• [Problem to work on]
From the listing below, return every line with the string "icon" in it.

• [Excerpted records]
##############################
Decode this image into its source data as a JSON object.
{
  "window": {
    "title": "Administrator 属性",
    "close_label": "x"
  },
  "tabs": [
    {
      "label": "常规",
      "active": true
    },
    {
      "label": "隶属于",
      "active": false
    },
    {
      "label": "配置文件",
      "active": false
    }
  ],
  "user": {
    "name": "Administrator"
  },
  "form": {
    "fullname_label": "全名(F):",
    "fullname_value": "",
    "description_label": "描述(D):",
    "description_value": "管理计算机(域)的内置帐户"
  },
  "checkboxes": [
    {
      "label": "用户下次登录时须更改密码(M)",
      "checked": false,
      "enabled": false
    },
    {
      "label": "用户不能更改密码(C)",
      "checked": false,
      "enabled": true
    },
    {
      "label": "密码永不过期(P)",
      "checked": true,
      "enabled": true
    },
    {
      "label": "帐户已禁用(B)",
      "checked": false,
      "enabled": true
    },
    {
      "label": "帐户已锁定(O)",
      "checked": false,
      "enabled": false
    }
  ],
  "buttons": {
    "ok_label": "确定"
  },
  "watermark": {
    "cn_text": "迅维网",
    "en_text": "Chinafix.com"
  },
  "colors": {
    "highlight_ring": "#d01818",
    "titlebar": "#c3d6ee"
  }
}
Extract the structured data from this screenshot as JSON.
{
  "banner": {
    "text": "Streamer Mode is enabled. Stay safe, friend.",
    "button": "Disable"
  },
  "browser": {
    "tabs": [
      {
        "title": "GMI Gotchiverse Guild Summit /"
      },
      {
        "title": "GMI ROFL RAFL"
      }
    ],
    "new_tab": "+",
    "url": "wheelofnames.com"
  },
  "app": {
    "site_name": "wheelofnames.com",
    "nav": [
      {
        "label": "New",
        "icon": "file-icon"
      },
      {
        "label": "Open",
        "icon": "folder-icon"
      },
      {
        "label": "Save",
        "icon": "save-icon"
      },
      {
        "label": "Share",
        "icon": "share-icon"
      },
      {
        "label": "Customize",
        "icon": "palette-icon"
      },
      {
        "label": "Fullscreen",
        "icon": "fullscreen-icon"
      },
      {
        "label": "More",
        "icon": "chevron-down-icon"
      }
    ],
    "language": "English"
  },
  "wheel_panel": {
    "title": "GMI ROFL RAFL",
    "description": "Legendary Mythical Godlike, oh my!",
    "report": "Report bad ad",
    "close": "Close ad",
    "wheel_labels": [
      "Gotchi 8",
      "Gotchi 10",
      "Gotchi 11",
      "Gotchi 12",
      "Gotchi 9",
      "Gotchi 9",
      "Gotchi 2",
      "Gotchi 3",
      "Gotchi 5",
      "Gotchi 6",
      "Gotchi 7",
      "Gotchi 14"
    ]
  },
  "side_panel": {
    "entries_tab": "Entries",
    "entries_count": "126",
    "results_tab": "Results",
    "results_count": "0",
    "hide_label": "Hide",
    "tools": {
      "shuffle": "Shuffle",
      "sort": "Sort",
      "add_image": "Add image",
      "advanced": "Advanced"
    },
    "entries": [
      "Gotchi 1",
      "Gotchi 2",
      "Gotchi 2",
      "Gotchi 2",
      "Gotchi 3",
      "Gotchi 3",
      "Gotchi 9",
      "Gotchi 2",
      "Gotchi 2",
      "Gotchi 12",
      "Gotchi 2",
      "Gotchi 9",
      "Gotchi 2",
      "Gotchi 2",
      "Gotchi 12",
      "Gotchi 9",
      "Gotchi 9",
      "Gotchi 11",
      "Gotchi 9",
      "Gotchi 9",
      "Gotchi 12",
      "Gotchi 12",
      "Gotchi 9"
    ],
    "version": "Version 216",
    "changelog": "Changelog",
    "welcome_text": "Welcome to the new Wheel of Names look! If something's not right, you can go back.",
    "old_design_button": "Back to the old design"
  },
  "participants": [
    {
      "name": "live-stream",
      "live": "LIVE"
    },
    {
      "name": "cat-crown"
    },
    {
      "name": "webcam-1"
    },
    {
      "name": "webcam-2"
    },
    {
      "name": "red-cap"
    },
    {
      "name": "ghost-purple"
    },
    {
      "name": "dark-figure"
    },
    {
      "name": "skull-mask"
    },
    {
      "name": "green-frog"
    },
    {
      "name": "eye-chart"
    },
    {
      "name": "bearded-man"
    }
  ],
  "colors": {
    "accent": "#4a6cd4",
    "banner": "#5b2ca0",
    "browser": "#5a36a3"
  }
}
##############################
• [Response for this exercise]
        "icon": "file-icon"
        "icon": "folder-icon"
        "icon": "save-icon"
        "icon": "share-icon"
        "icon": "palette-icon"
        "icon": "fullscreen-icon"
        "icon": "chevron-down-icon"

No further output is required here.